The world, how it works, surroundings, myself, etc.

Sunday, March 25, 2007

On Necrophilia

Necrophilia (nekros: dead + philia: love) -- love with the dead. Essentially, necrophilia implies sexual attraction towards the dead (corpses).

If you are left gaping with "What? Really!", that's exactly how I felt when I started researching this topic a few days ago. My findings were bizarre to begin with and took time to sink.

Necrophilia is a paraphilia characterized by sexual attraction to corpses; the broad definition envelops all amorous propensities towards things that are dead -- corpses and carcasses alike. Some necrophiles like fresh corpses, some like it decayed, while there are some who like to make love to carcasses. Things get gory when necrophiles get to hunting for their dead, by digging up corpses, stealing them, or even by killing. Thankfully, most necrophiles don't. There are numerous instances of misdemeanor with corpses in mortuaries and morticians are a common suspect.

Now get ready for another eye-opener. Necrophilia is not unusual. There are books, papers and poems on the topic. Evidences of necrophilic activities appear in several forms, although the intensities vary. Examples:
  • The recent Nithari findings where dozens of skeletons were recovered. This is what sparked my curiosity in the first place.
  • Heard of vampires, demons and ghosts in the context of Lord Shiva in Hindu mythology? Well, that's necrophilia.
  • One Dr Carl Von Cosel, scientist, inventor organist and necrophile, found the woman of his dreams in Elena, a patient dying of tuborculosis. Heartbroken at the death of his beloved at 22, the doctor paid for a lavish funeral and she was buried. In a few years, he stole her body to his airship. For the next seven years, he held her body together with piano wire, put glass eyes where her real ones used to be, made a wig of her own hair and, piece by piece, strenthened her skin with wax and silk. He treated her with lotions and potions and electrotherapy. Amongst his resurrection tools was a million volt tesla coil. He serenaded her with his home-made organ and slept beside her.
  • Ed Gein was so fond of having the dead around him in his house that he hunted over 15 women to add them to his collection. When discovered, they found numerous body parts: four noses, several bone fragments, nine death masks, a heart in a pan on the stove, a bowl made from a skull, ten female heads with the tops sawn off, human skin covering several chair seats, pieces of salted genitalia in a box, skulls on his bedposts, organs in the refrigerator, a pair of lips on a string, and much more.
  • more, more, more, more, more, ...
Rob's site has a believable reasoning for the roots of necrophilia as a part of evolution. At a time when at average life expectancy was 20-30 years, there were more dead than living. It must have been hard to give up one's loved one after he/she died. Love lingered on.

Also intimidating is that most of these necrophiles don't believe they have done any wrong, that their acts are governed by their natural instincts much like the regular attraction of a live man and live woman.

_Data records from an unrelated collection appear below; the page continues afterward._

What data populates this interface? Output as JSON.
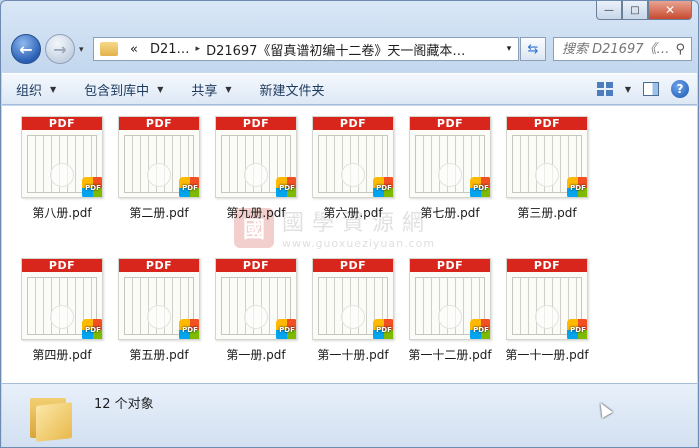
{
  "window": {
    "min_glyph": "—",
    "max_glyph": "□",
    "close_glyph": "✕"
  },
  "nav": {
    "back_glyph": "←",
    "fwd_glyph": "→",
    "drop_glyph": "▾",
    "address": {
      "chevron": "«",
      "segments": [
        "D21…",
        "D21697《留真谱初编十二卷》天一阁藏本…"
      ],
      "separator": "▸",
      "drop_glyph": "▾"
    },
    "refresh_glyph": "⇆",
    "search_placeholder": "搜索 D21697《…"
  },
  "toolbar": {
    "items": [
      {
        "label": "组织",
        "has_menu": true
      },
      {
        "label": "包含到库中",
        "has_menu": true
      },
      {
        "label": "共享",
        "has_menu": true
      },
      {
        "label": "新建文件夹",
        "has_menu": false
      }
    ],
    "tri": "▼",
    "help": "?"
  },
  "files": [
    {
      "name": "第八册.pdf"
    },
    {
      "name": "第二册.pdf"
    },
    {
      "name": "第九册.pdf"
    },
    {
      "name": "第六册.pdf"
    },
    {
      "name": "第七册.pdf"
    },
    {
      "name": "第三册.pdf"
    },
    {
      "name": "第四册.pdf"
    },
    {
      "name": "第五册.pdf"
    },
    {
      "name": "第一册.pdf"
    },
    {
      "name": "第一十册.pdf"
    },
    {
      "name": "第一十二册.pdf"
    },
    {
      "name": "第一十一册.pdf"
    }
  ],
  "thumb_banner": "PDF",
  "badge_text": "PDF",
  "watermark": {
    "logo": "國",
    "text": "國學資源網",
    "url": "www.guoxueziyuan.com"
  },
  "status": {
    "count_text": "12 个对象"
  }
}
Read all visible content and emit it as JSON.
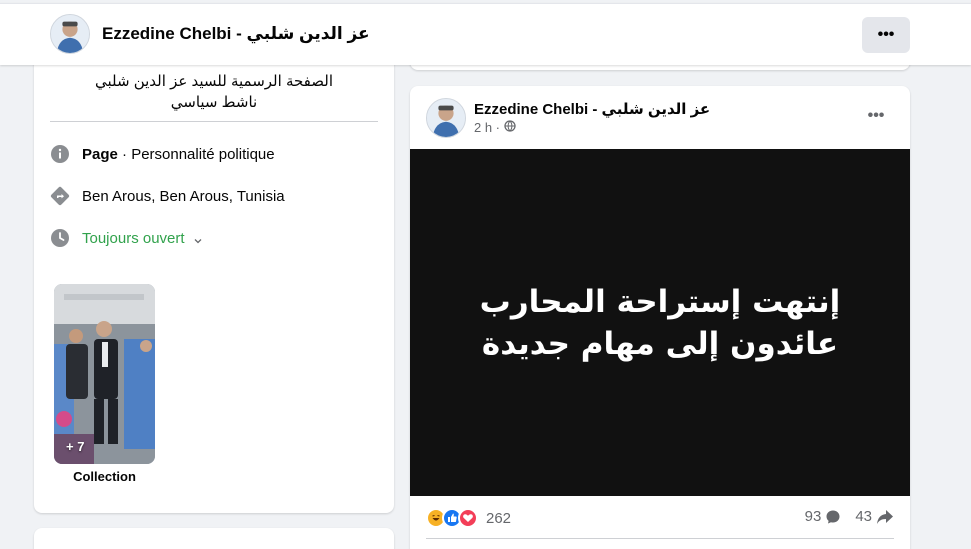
{
  "header": {
    "page_name": "Ezzedine Chelbi - عز الدين شلبي",
    "more_label": "•••"
  },
  "intro": {
    "bio_line1": "الصفحة الرسمية للسيد عز الدين شلبي",
    "bio_line2": "ناشط سياسي",
    "category_bold": "Page",
    "category_rest": " · Personnalité politique",
    "location": "Ben Arous, Ben Arous, Tunisia",
    "hours": "Toujours ouvert",
    "hours_color": "#31a24c"
  },
  "photos": {
    "more_count": "+ 7",
    "caption": "Collection"
  },
  "post": {
    "author": "Ezzedine Chelbi - عز الدين شلبي",
    "time": "2 h ·",
    "more_label": "•••",
    "message": "إنتهت إستراحة المحارب عائدون إلى مهام جديدة",
    "reactions_count": "262",
    "comments_count": "93",
    "shares_count": "43",
    "reaction_types": [
      "haha-icon",
      "like-icon",
      "love-icon"
    ]
  },
  "colors": {
    "accent": "#1877f2",
    "love": "#f33e58",
    "haha": "#f7b125"
  }
}
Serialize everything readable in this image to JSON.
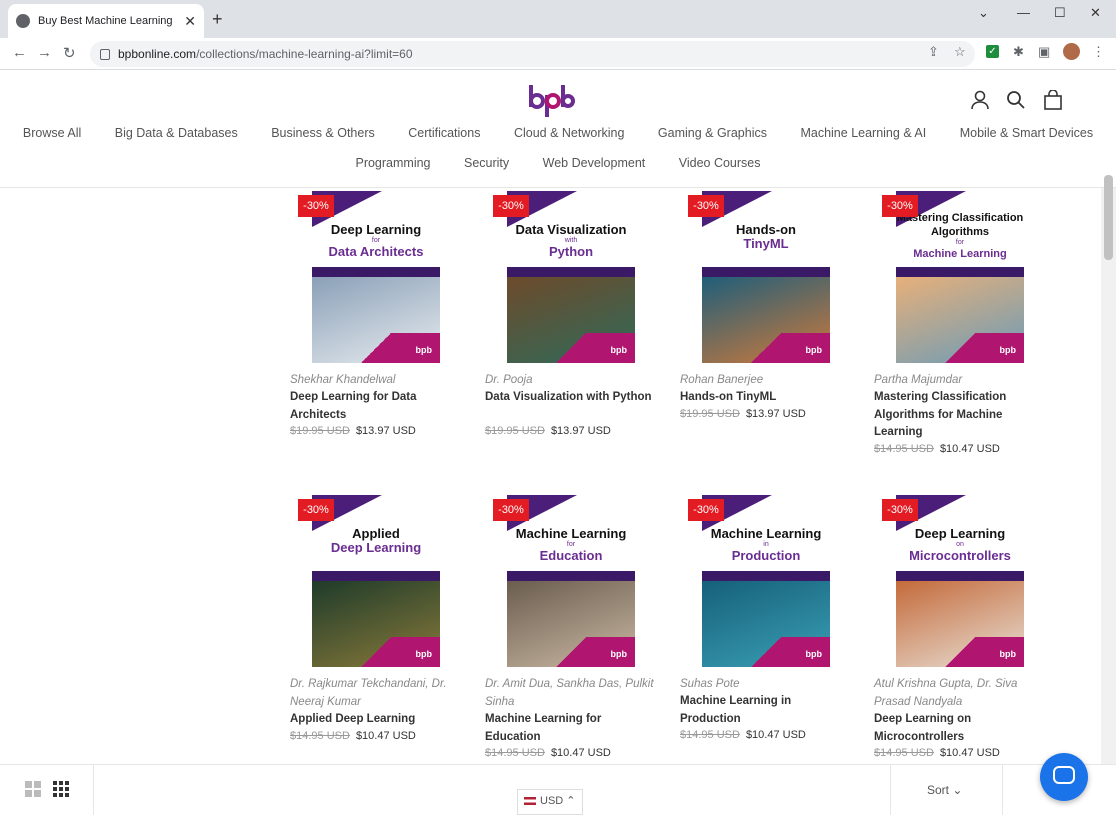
{
  "browser": {
    "tab_title": "Buy Best Machine Learning & AI",
    "url_host": "bpbonline.com",
    "url_path": "/collections/machine-learning-ai?limit=60",
    "new_tab": "+",
    "tab_close": "✕"
  },
  "header": {
    "logo_text": "bpb",
    "nav_row1": [
      "Browse All",
      "Big Data & Databases",
      "Business & Others",
      "Certifications",
      "Cloud & Networking",
      "Gaming & Graphics",
      "Machine Learning & AI",
      "Mobile & Smart Devices"
    ],
    "nav_row2": [
      "Programming",
      "Security",
      "Web Development",
      "Video Courses"
    ]
  },
  "products": [
    {
      "badge": "-30%",
      "cover_title": "Deep Learning",
      "cover_sub": "for",
      "cover_title2": "Data Architects",
      "author": "Shekhar Khandelwal",
      "title": "Deep Learning for Data Architects",
      "old_price": "$19.95 USD",
      "new_price": "$13.97 USD"
    },
    {
      "badge": "-30%",
      "cover_title": "Data Visualization",
      "cover_sub": "with",
      "cover_title2": "Python",
      "author": "Dr. Pooja",
      "title": "Data Visualization with Python",
      "old_price": "$19.95 USD",
      "new_price": "$13.97 USD"
    },
    {
      "badge": "-30%",
      "cover_title": "Hands-on",
      "cover_sub": "",
      "cover_title2": "TinyML",
      "author": "Rohan Banerjee",
      "title": "Hands-on TinyML",
      "old_price": "$19.95 USD",
      "new_price": "$13.97 USD"
    },
    {
      "badge": "-30%",
      "cover_title": "Mastering Classification Algorithms",
      "cover_sub": "for",
      "cover_title2": "Machine Learning",
      "author": "Partha Majumdar",
      "title": "Mastering Classification Algorithms for Machine Learning",
      "old_price": "$14.95 USD",
      "new_price": "$10.47 USD"
    },
    {
      "badge": "-30%",
      "cover_title": "Applied",
      "cover_sub": "",
      "cover_title2": "Deep Learning",
      "author": "Dr. Rajkumar Tekchandani, Dr. Neeraj Kumar",
      "title": "Applied Deep Learning",
      "old_price": "$14.95 USD",
      "new_price": "$10.47 USD"
    },
    {
      "badge": "-30%",
      "cover_title": "Machine Learning",
      "cover_sub": "for",
      "cover_title2": "Education",
      "author": "Dr. Amit Dua, Sankha Das, Pulkit Sinha",
      "title": "Machine Learning for Education",
      "old_price": "$14.95 USD",
      "new_price": "$10.47 USD"
    },
    {
      "badge": "-30%",
      "cover_title": "Machine Learning",
      "cover_sub": "in",
      "cover_title2": "Production",
      "author": "Suhas Pote",
      "title": "Machine Learning in Production",
      "old_price": "$14.95 USD",
      "new_price": "$10.47 USD"
    },
    {
      "badge": "-30%",
      "cover_title": "Deep Learning",
      "cover_sub": "on",
      "cover_title2": "Microcontrollers",
      "author": "Atul Krishna Gupta, Dr. Siva Prasad Nandyala",
      "title": "Deep Learning on Microcontrollers",
      "old_price": "$14.95 USD",
      "new_price": "$10.47 USD"
    }
  ],
  "footer_bar": {
    "sort_label": "Sort",
    "currency": "USD"
  },
  "colors": {
    "badge": "#e31b23",
    "brand_purple": "#4b1f79",
    "brand_pink": "#b0166f",
    "chat_blue": "#1a73e8"
  }
}
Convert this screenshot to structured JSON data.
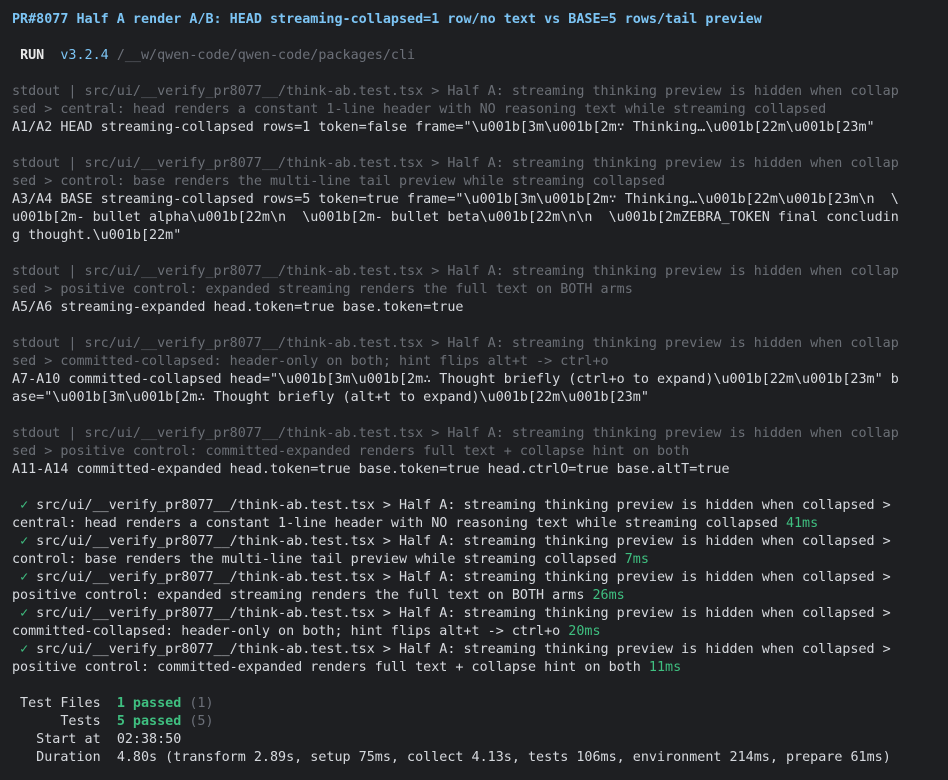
{
  "title": "PR#8077 Half A render A/B: HEAD streaming-collapsed=1 row/no text vs BASE=5 rows/tail preview",
  "run": {
    "label": "RUN",
    "version": "v3.2.4",
    "path": "/__w/qwen-code/qwen-code/packages/cli"
  },
  "stdout_blocks": [
    {
      "header": [
        "stdout | src/ui/__verify_pr8077__/think-ab.test.tsx > Half A: streaming thinking preview is hidden when collap",
        "sed > central: head renders a constant 1-line header with NO reasoning text while streaming collapsed"
      ],
      "body": [
        "A1/A2 HEAD streaming-collapsed rows=1 token=false frame=\"\\u001b[3m\\u001b[2m∵ Thinking…\\u001b[22m\\u001b[23m\""
      ]
    },
    {
      "header": [
        "stdout | src/ui/__verify_pr8077__/think-ab.test.tsx > Half A: streaming thinking preview is hidden when collap",
        "sed > control: base renders the multi-line tail preview while streaming collapsed"
      ],
      "body": [
        "A3/A4 BASE streaming-collapsed rows=5 token=true frame=\"\\u001b[3m\\u001b[2m∵ Thinking…\\u001b[22m\\u001b[23m\\n  \\",
        "u001b[2m- bullet alpha\\u001b[22m\\n  \\u001b[2m- bullet beta\\u001b[22m\\n\\n  \\u001b[2mZEBRA_TOKEN final concludin",
        "g thought.\\u001b[22m\""
      ]
    },
    {
      "header": [
        "stdout | src/ui/__verify_pr8077__/think-ab.test.tsx > Half A: streaming thinking preview is hidden when collap",
        "sed > positive control: expanded streaming renders the full text on BOTH arms"
      ],
      "body": [
        "A5/A6 streaming-expanded head.token=true base.token=true"
      ]
    },
    {
      "header": [
        "stdout | src/ui/__verify_pr8077__/think-ab.test.tsx > Half A: streaming thinking preview is hidden when collap",
        "sed > committed-collapsed: header-only on both; hint flips alt+t -> ctrl+o"
      ],
      "body": [
        "A7-A10 committed-collapsed head=\"\\u001b[3m\\u001b[2m∴ Thought briefly (ctrl+o to expand)\\u001b[22m\\u001b[23m\" b",
        "ase=\"\\u001b[3m\\u001b[2m∴ Thought briefly (alt+t to expand)\\u001b[22m\\u001b[23m\""
      ]
    },
    {
      "header": [
        "stdout | src/ui/__verify_pr8077__/think-ab.test.tsx > Half A: streaming thinking preview is hidden when collap",
        "sed > positive control: committed-expanded renders full text + collapse hint on both"
      ],
      "body": [
        "A11-A14 committed-expanded head.token=true base.token=true head.ctrlO=true base.altT=true"
      ]
    }
  ],
  "results": [
    {
      "check": "✓",
      "line1": " src/ui/__verify_pr8077__/think-ab.test.tsx > Half A: streaming thinking preview is hidden when collapsed >",
      "line2": "central: head renders a constant 1-line header with NO reasoning text while streaming collapsed ",
      "time": "41ms"
    },
    {
      "check": "✓",
      "line1": " src/ui/__verify_pr8077__/think-ab.test.tsx > Half A: streaming thinking preview is hidden when collapsed >",
      "line2": "control: base renders the multi-line tail preview while streaming collapsed ",
      "time": "7ms"
    },
    {
      "check": "✓",
      "line1": " src/ui/__verify_pr8077__/think-ab.test.tsx > Half A: streaming thinking preview is hidden when collapsed >",
      "line2": "positive control: expanded streaming renders the full text on BOTH arms ",
      "time": "26ms"
    },
    {
      "check": "✓",
      "line1": " src/ui/__verify_pr8077__/think-ab.test.tsx > Half A: streaming thinking preview is hidden when collapsed >",
      "line2": "committed-collapsed: header-only on both; hint flips alt+t -> ctrl+o ",
      "time": "20ms"
    },
    {
      "check": "✓",
      "line1": " src/ui/__verify_pr8077__/think-ab.test.tsx > Half A: streaming thinking preview is hidden when collapsed >",
      "line2": "positive control: committed-expanded renders full text + collapse hint on both ",
      "time": "11ms"
    }
  ],
  "summary": {
    "test_files_label": " Test Files  ",
    "test_files_passed": "1 passed",
    "test_files_total": " (1)",
    "tests_label": "      Tests  ",
    "tests_passed": "5 passed",
    "tests_total": " (5)",
    "start_label": "   Start at  ",
    "start_value": "02:38:50",
    "duration_label": "   Duration  ",
    "duration_value": "4.80s (transform 2.89s, setup 75ms, collect 4.13s, tests 106ms, environment 214ms, prepare 61ms)"
  },
  "colors": {
    "background": "#1e1f22",
    "title": "#7cc4f4",
    "pass": "#3fbf80",
    "dim": "#6b6f76",
    "text": "#d6d9de"
  }
}
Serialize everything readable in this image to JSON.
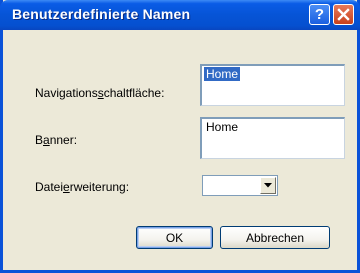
{
  "window": {
    "title": "Benutzerdefinierte Namen",
    "help_glyph": "?"
  },
  "fields": {
    "nav_label_pre": "Navigations",
    "nav_label_accel": "s",
    "nav_label_post": "chaltfläche:",
    "nav_value": "Home",
    "banner_label_pre": "B",
    "banner_label_accel": "a",
    "banner_label_post": "nner:",
    "banner_value": "Home",
    "ext_label_pre": "Datei",
    "ext_label_accel": "e",
    "ext_label_post": "rweiterung:",
    "ext_value": ""
  },
  "buttons": {
    "ok_label": "OK",
    "cancel_label": "Abbrechen"
  },
  "colors": {
    "titlebar": "#0654d6",
    "close_button": "#c8401c",
    "selection": "#316ac5",
    "dialog_face": "#ece9d8"
  }
}
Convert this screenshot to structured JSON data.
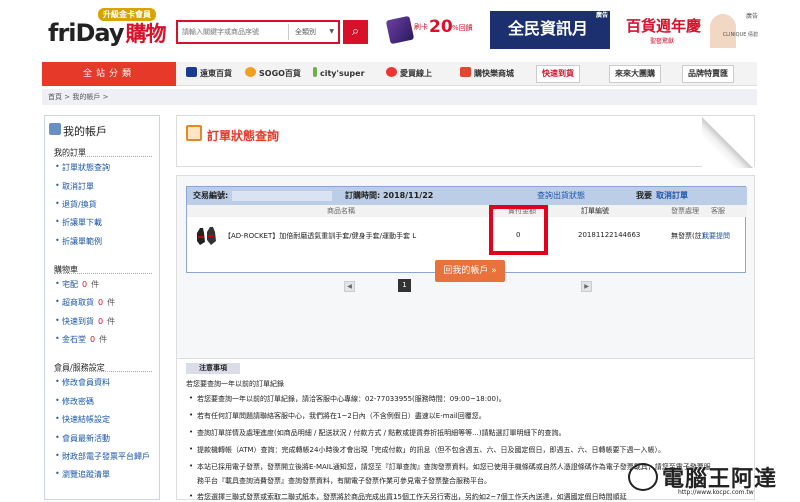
{
  "header": {
    "logo": "friDay",
    "logo_cn": "購物",
    "badge": "升級金卡會員",
    "search_placeholder": "請輸入關鍵字或商品序號",
    "search_category": "全類別",
    "promo1_small": "刷卡",
    "promo1_big": "20",
    "promo1_suffix": "%回饋",
    "promo2_text": "全民資訊月",
    "promo2_tag": "廣告",
    "promo3_text": "百貨週年慶",
    "promo3_sub": "聖藝驚獻",
    "promo3_tag": "廣告",
    "promo3_brand": "CLINIQUE 倩碧"
  },
  "nav": {
    "category": "全站分類",
    "items": [
      "遠東百貨",
      "SOGO百貨",
      "city'super",
      "愛買線上",
      "購快樂商城"
    ],
    "buttons": [
      "快速到貨",
      "來來大團購",
      "品牌特賣匯"
    ]
  },
  "breadcrumb": {
    "home": "首頁",
    "sep": ">",
    "current": "我的帳戶",
    "sep2": ">"
  },
  "sidebar": {
    "title": "我的帳戶",
    "sections": {
      "orders": "我的訂單",
      "cart": "購物車",
      "member": "會員/服務設定"
    },
    "order_items": [
      "訂單狀態查詢",
      "取消訂單",
      "退貨/換貨",
      "折讓單下載",
      "折讓單範例"
    ],
    "cart_items": [
      {
        "label": "宅配",
        "count": "0",
        "unit": "件"
      },
      {
        "label": "超商取貨",
        "count": "0",
        "unit": "件"
      },
      {
        "label": "快速到貨",
        "count": "0",
        "unit": "件"
      },
      {
        "label": "金石堂",
        "count": "0",
        "unit": "件"
      }
    ],
    "member_items": [
      "修改會員資料",
      "修改密碼",
      "快速結帳設定",
      "會員最新活動",
      "財政部電子發票平台歸戶",
      "瀏覽追蹤清單"
    ]
  },
  "page": {
    "title": "訂單狀態查詢",
    "order": {
      "no_label": "交易編號:",
      "time_label": "訂購時間: 2018/11/22",
      "ship_link": "查詢出貨狀態",
      "cancel_label": "我要",
      "cancel_link": "取消訂單",
      "col_name": "商品名稱",
      "col_amount": "實付金額",
      "col_order_no": "訂單編號",
      "col_invoice": "發票處理",
      "col_service": "客服",
      "item_name": "【AD-ROCKET】加倍耐磨透氣重訓手套/健身手套/運動手套 L",
      "amount": "0",
      "order_no": "20181122144663",
      "invoice": "無發票(註)",
      "service_link": "我要提問"
    },
    "pager": {
      "prev": "◀",
      "current": "1",
      "next": "▶"
    },
    "back_button": "回我的帳戶 »"
  },
  "notes": {
    "title": "注意事項",
    "intro": "若您要查詢一年以前的訂單紀錄",
    "lines": [
      "若您要查詢一年以前的訂單紀錄，請洽客服中心專線：02-77033955(服務時間：09:00~18:00)。",
      "若有任何訂單問題請聯絡客服中心，我們將在1~2日內（不含例假日）盡速以E-mail回覆您。",
      "查詢訂單詳情及處理進度(如商品明細 / 配送狀況 / 付款方式 / 點數或提貨券折抵明細等等...)請點選訂單明細下的查詢。",
      "提款機轉帳（ATM）查詢：完成轉帳24小時後才會出現「完成付款」的訊息（但不包含週五、六、日及國定假日，即週五、六、日轉帳要下週一入帳）。",
      "本站已採用電子發票，發票開立後將E-MAIL通知您，請您至『訂單查詢』查詢發票資料。如您已使用手機條碼或自然人憑證條碼作為電子發票載具，請您至電子發票服",
      "務平台『載具查詢消費發票』查詢發票資料，有關電子發票作業可參見電子發票整合服務平台。",
      "若您選擇三聯式發票或索取二聯式紙本，發票將於商品完成出貨15個工作天另行寄出，另約如2~7個工作天內送達，如遇國定假日時間順延"
    ],
    "bottom": "會員/服務設定"
  },
  "watermark": {
    "text": "電腦王阿達",
    "url": "http://www.kocpc.com.tw"
  }
}
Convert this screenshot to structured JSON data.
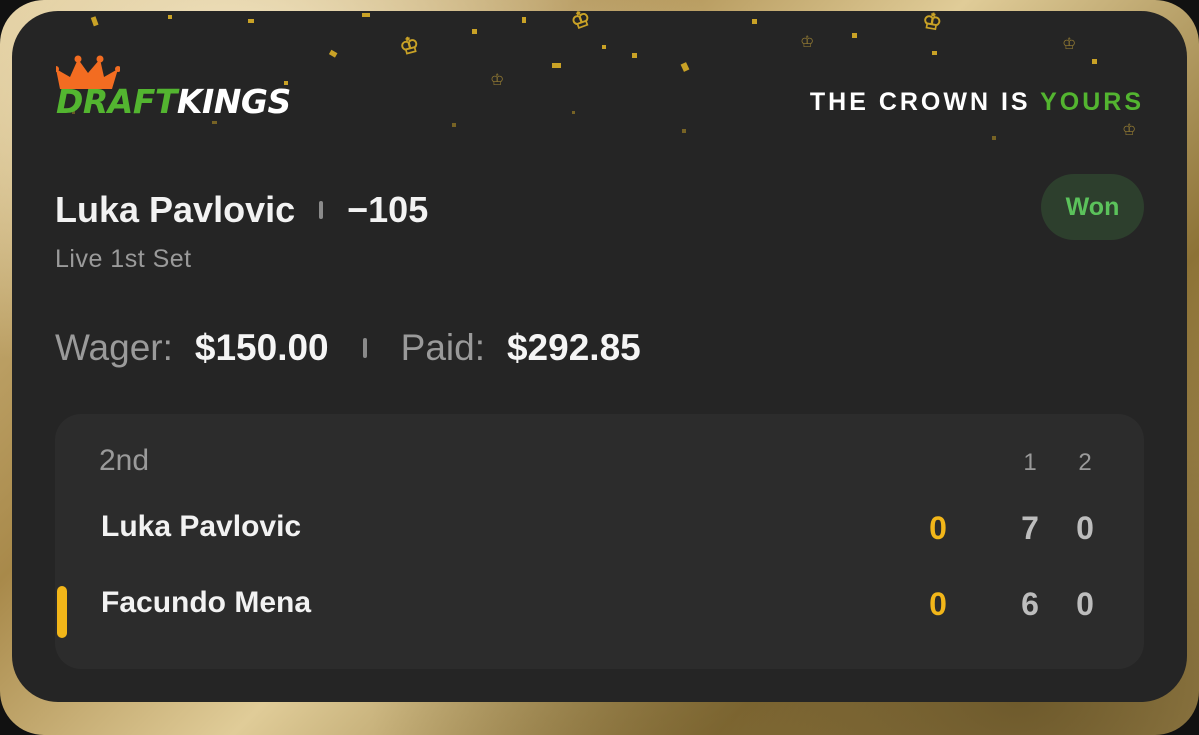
{
  "brand": {
    "logo_part1": "DRAFT",
    "logo_part2": "KINGS",
    "tagline_prefix": "THE CROWN IS ",
    "tagline_accent": "YOURS"
  },
  "bet": {
    "selection": "Luka Pavlovic",
    "odds": "−105",
    "market": "Live 1st Set",
    "status": "Won",
    "wager_label": "Wager:",
    "wager_value": "$150.00",
    "paid_label": "Paid:",
    "paid_value": "$292.85"
  },
  "scoreboard": {
    "period": "2nd",
    "set_headers": [
      "1",
      "2"
    ],
    "players": [
      {
        "name": "Luka Pavlovic",
        "game": "0",
        "sets": [
          "7",
          "0"
        ],
        "serving": false
      },
      {
        "name": "Facundo Mena",
        "game": "0",
        "sets": [
          "6",
          "0"
        ],
        "serving": true
      }
    ]
  },
  "colors": {
    "brand_green": "#53b530",
    "won_green": "#5bc25b",
    "serve_yellow": "#f2b619",
    "card_bg": "#252525",
    "panel_bg": "#2c2c2c",
    "gold_frame": "#c9ad6b"
  }
}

As if life doesn't already exist in so varied forms, death too wants its share. I cannot figure out for sure whether I'm curious, frightened, enlightened or plain awe-struck.
Post a Comment